TASK STATEMENT:
Leaving out the pictures, please retype each record exactly.

ENTRIES SHOWN START

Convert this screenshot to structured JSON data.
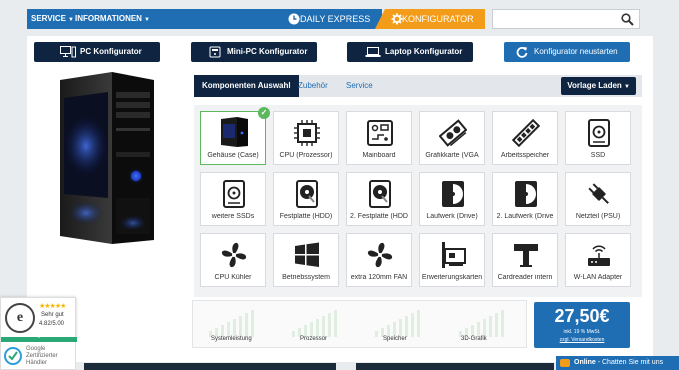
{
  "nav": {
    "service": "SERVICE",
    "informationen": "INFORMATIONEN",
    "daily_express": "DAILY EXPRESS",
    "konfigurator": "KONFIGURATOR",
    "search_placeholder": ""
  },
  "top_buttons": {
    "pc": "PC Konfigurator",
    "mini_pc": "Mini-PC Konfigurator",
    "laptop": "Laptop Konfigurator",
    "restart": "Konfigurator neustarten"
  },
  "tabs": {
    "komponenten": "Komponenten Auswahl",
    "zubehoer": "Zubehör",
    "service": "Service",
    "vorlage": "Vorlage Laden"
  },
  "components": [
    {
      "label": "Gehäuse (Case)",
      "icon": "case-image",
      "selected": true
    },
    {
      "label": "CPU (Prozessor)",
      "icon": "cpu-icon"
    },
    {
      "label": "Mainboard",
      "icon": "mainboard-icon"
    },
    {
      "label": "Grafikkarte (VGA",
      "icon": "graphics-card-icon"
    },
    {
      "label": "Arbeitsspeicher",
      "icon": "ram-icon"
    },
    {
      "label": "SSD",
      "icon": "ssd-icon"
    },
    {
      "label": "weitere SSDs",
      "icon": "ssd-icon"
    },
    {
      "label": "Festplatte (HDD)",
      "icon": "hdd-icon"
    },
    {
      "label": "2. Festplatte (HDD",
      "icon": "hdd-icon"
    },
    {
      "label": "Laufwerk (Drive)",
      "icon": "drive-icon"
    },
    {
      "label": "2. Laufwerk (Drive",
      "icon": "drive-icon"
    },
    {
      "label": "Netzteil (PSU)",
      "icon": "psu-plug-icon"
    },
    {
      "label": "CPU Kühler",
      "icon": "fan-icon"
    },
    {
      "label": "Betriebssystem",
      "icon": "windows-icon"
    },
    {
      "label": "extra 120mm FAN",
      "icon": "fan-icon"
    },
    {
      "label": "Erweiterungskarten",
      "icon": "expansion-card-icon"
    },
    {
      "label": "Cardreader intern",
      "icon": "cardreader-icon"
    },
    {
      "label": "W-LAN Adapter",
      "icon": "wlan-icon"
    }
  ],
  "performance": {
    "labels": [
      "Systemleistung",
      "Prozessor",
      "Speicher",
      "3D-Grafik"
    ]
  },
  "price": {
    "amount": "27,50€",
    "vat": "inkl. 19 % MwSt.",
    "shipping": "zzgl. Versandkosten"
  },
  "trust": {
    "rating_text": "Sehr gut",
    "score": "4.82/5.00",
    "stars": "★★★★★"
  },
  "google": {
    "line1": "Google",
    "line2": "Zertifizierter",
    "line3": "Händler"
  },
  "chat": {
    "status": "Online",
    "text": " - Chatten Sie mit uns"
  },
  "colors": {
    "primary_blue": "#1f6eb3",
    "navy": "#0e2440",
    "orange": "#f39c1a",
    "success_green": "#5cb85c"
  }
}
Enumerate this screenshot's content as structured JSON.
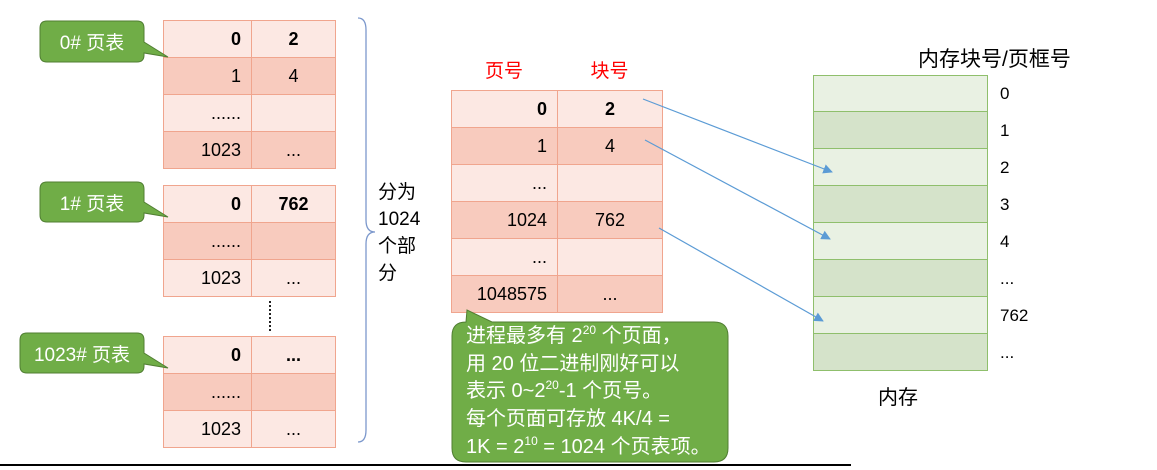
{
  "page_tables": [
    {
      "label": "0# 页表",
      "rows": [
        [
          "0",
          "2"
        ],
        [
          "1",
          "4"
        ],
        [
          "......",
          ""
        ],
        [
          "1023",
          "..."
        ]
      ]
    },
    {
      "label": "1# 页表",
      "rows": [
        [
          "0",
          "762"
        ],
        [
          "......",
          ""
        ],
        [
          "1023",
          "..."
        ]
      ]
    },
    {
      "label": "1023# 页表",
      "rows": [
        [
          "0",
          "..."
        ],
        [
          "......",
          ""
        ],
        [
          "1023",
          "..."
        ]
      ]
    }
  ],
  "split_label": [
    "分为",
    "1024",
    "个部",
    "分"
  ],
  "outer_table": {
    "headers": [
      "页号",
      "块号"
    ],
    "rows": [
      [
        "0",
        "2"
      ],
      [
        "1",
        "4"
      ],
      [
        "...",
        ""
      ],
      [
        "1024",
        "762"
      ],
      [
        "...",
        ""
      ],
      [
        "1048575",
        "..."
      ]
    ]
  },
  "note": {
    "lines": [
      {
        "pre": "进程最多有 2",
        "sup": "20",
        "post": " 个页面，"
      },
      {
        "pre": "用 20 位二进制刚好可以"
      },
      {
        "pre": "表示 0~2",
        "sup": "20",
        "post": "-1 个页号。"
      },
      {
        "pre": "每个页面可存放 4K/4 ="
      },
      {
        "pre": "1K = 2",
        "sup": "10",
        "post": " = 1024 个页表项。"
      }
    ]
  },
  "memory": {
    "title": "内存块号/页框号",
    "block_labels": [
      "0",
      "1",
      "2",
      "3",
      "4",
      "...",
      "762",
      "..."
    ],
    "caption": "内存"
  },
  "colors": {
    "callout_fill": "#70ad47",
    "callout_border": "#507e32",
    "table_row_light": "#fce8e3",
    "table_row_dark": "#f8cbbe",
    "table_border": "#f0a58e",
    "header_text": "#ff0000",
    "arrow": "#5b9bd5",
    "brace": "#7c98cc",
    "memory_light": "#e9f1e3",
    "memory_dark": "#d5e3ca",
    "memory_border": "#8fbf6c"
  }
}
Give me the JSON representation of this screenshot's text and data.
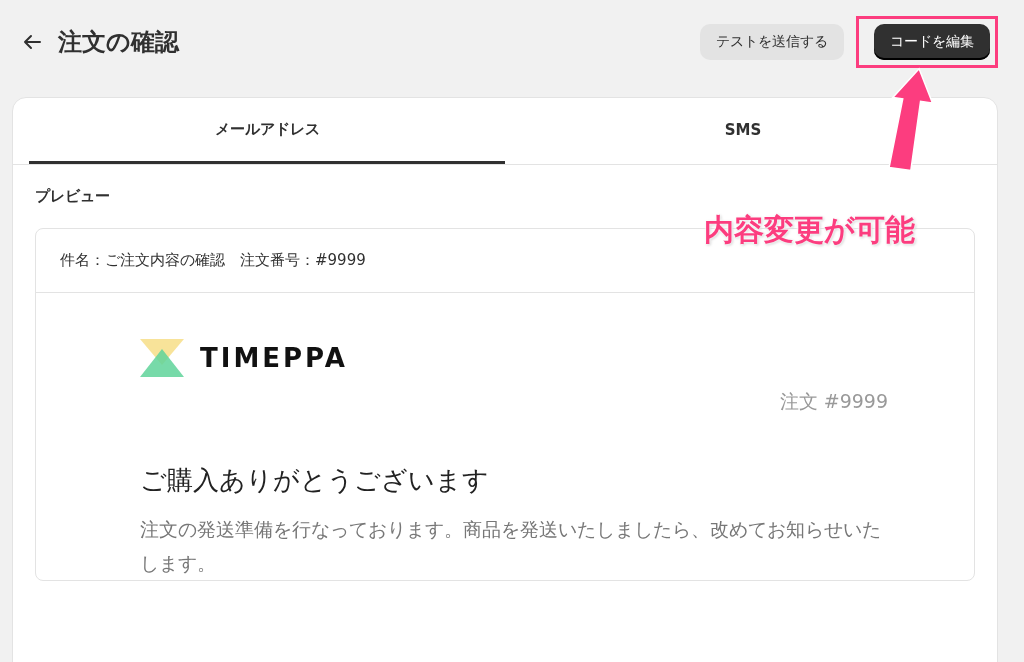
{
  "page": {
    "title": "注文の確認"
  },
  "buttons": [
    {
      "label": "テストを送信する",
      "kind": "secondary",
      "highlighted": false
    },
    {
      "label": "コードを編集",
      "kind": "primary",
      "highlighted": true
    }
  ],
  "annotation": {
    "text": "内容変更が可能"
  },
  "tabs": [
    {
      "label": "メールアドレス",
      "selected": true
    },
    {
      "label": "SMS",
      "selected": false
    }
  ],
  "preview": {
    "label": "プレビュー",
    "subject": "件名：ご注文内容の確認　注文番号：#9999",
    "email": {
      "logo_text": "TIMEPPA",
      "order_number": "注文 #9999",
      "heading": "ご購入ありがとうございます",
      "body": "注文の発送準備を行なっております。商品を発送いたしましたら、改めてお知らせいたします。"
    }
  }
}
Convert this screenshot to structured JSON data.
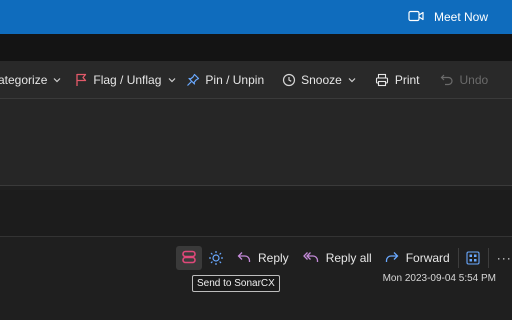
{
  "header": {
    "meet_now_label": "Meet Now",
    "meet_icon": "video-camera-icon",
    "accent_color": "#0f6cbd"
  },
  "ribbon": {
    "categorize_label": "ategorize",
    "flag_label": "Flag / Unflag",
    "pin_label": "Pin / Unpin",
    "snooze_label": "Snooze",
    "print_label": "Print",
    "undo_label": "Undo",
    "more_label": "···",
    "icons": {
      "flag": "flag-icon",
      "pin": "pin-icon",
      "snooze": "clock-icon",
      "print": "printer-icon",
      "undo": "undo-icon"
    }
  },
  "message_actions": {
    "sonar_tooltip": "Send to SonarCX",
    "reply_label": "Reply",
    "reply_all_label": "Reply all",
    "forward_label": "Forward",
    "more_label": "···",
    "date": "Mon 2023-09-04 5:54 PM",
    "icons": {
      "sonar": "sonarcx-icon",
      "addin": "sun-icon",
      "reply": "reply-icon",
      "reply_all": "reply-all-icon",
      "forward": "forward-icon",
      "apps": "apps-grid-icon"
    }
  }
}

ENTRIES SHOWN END

THE COMPLETED TASK:
Convert this screenshot to structured JSON data.
{
  "nav": {
    "service": "SERVICE",
    "informationen": "INFORMATIONEN",
    "daily_express": "DAILY EXPRESS",
    "konfigurator": "KONFIGURATOR",
    "search_placeholder": ""
  },
  "top_buttons": {
    "pc": "PC Konfigurator",
    "mini_pc": "Mini-PC Konfigurator",
    "laptop": "Laptop Konfigurator",
    "restart": "Konfigurator neustarten"
  },
  "tabs": {
    "komponenten": "Komponenten Auswahl",
    "zubehoer": "Zubehör",
    "service": "Service",
    "vorlage": "Vorlage Laden"
  },
  "components": [
    {
      "label": "Gehäuse (Case)",
      "icon": "case-image",
      "selected": true
    },
    {
      "label": "CPU (Prozessor)",
      "icon": "cpu-icon"
    },
    {
      "label": "Mainboard",
      "icon": "mainboard-icon"
    },
    {
      "label": "Grafikkarte (VGA",
      "icon": "graphics-card-icon"
    },
    {
      "label": "Arbeitsspeicher",
      "icon": "ram-icon"
    },
    {
      "label": "SSD",
      "icon": "ssd-icon"
    },
    {
      "label": "weitere SSDs",
      "icon": "ssd-icon"
    },
    {
      "label": "Festplatte (HDD)",
      "icon": "hdd-icon"
    },
    {
      "label": "2. Festplatte (HDD",
      "icon": "hdd-icon"
    },
    {
      "label": "Laufwerk (Drive)",
      "icon": "drive-icon"
    },
    {
      "label": "2. Laufwerk (Drive",
      "icon": "drive-icon"
    },
    {
      "label": "Netzteil (PSU)",
      "icon": "psu-plug-icon"
    },
    {
      "label": "CPU Kühler",
      "icon": "fan-icon"
    },
    {
      "label": "Betriebssystem",
      "icon": "windows-icon"
    },
    {
      "label": "extra 120mm FAN",
      "icon": "fan-icon"
    },
    {
      "label": "Erweiterungskarten",
      "icon": "expansion-card-icon"
    },
    {
      "label": "Cardreader intern",
      "icon": "cardreader-icon"
    },
    {
      "label": "W-LAN Adapter",
      "icon": "wlan-icon"
    }
  ],
  "performance": {
    "labels": [
      "Systemleistung",
      "Prozessor",
      "Speicher",
      "3D-Grafik"
    ]
  },
  "price": {
    "amount": "27,50€",
    "vat": "inkl. 19 % MwSt.",
    "shipping": "zzgl. Versandkosten"
  },
  "trust": {
    "rating_text": "Sehr gut",
    "score": "4.82/5.00",
    "stars": "★★★★★"
  },
  "google": {
    "line1": "Google",
    "line2": "Zertifizierter",
    "line3": "Händler"
  },
  "chat": {
    "status": "Online",
    "text": " - Chatten Sie mit uns"
  },
  "colors": {
    "primary_blue": "#1f6eb3",
    "navy": "#0e2440",
    "orange": "#f39c1a",
    "success_green": "#5cb85c"
  }
}
Enumerate this screenshot's content as structured JSON.
{
  "page_tables": [
    {
      "label": "0# 页表",
      "rows": [
        [
          "0",
          "2"
        ],
        [
          "1",
          "4"
        ],
        [
          "......",
          ""
        ],
        [
          "1023",
          "..."
        ]
      ]
    },
    {
      "label": "1# 页表",
      "rows": [
        [
          "0",
          "762"
        ],
        [
          "......",
          ""
        ],
        [
          "1023",
          "..."
        ]
      ]
    },
    {
      "label": "1023# 页表",
      "rows": [
        [
          "0",
          "..."
        ],
        [
          "......",
          ""
        ],
        [
          "1023",
          "..."
        ]
      ]
    }
  ],
  "split_label": [
    "分为",
    "1024",
    "个部",
    "分"
  ],
  "outer_table": {
    "headers": [
      "页号",
      "块号"
    ],
    "rows": [
      [
        "0",
        "2"
      ],
      [
        "1",
        "4"
      ],
      [
        "...",
        ""
      ],
      [
        "1024",
        "762"
      ],
      [
        "...",
        ""
      ],
      [
        "1048575",
        "..."
      ]
    ]
  },
  "note": {
    "lines": [
      {
        "pre": "进程最多有 2",
        "sup": "20",
        "post": " 个页面，"
      },
      {
        "pre": "用 20 位二进制刚好可以"
      },
      {
        "pre": "表示 0~2",
        "sup": "20",
        "post": "-1 个页号。"
      },
      {
        "pre": "每个页面可存放 4K/4 ="
      },
      {
        "pre": "1K = 2",
        "sup": "10",
        "post": " = 1024 个页表项。"
      }
    ]
  },
  "memory": {
    "title": "内存块号/页框号",
    "block_labels": [
      "0",
      "1",
      "2",
      "3",
      "4",
      "...",
      "762",
      "..."
    ],
    "caption": "内存"
  },
  "colors": {
    "callout_fill": "#70ad47",
    "callout_border": "#507e32",
    "table_row_light": "#fce8e3",
    "table_row_dark": "#f8cbbe",
    "table_border": "#f0a58e",
    "header_text": "#ff0000",
    "arrow": "#5b9bd5",
    "brace": "#7c98cc",
    "memory_light": "#e9f1e3",
    "memory_dark": "#d5e3ca",
    "memory_border": "#8fbf6c"
  }
}
Give me the JSON representation of this screenshot's text and data.
{
  "page": {
    "title": "注文の確認"
  },
  "buttons": [
    {
      "label": "テストを送信する",
      "kind": "secondary",
      "highlighted": false
    },
    {
      "label": "コードを編集",
      "kind": "primary",
      "highlighted": true
    }
  ],
  "annotation": {
    "text": "内容変更が可能"
  },
  "tabs": [
    {
      "label": "メールアドレス",
      "selected": true
    },
    {
      "label": "SMS",
      "selected": false
    }
  ],
  "preview": {
    "label": "プレビュー",
    "subject": "件名：ご注文内容の確認　注文番号：#9999",
    "email": {
      "logo_text": "TIMEPPA",
      "order_number": "注文 #9999",
      "heading": "ご購入ありがとうございます",
      "body": "注文の発送準備を行なっております。商品を発送いたしましたら、改めてお知らせいたします。"
    }
  }
}
Convert this screenshot to structured JSON data.
{
  "header": {
    "meet_now_label": "Meet Now",
    "meet_icon": "video-camera-icon",
    "accent_color": "#0f6cbd"
  },
  "ribbon": {
    "categorize_label": "ategorize",
    "flag_label": "Flag / Unflag",
    "pin_label": "Pin / Unpin",
    "snooze_label": "Snooze",
    "print_label": "Print",
    "undo_label": "Undo",
    "more_label": "···",
    "icons": {
      "flag": "flag-icon",
      "pin": "pin-icon",
      "snooze": "clock-icon",
      "print": "printer-icon",
      "undo": "undo-icon"
    }
  },
  "message_actions": {
    "sonar_tooltip": "Send to SonarCX",
    "reply_label": "Reply",
    "reply_all_label": "Reply all",
    "forward_label": "Forward",
    "more_label": "···",
    "date": "Mon 2023-09-04 5:54 PM",
    "icons": {
      "sonar": "sonarcx-icon",
      "addin": "sun-icon",
      "reply": "reply-icon",
      "reply_all": "reply-all-icon",
      "forward": "forward-icon",
      "apps": "apps-grid-icon"
    }
  }
}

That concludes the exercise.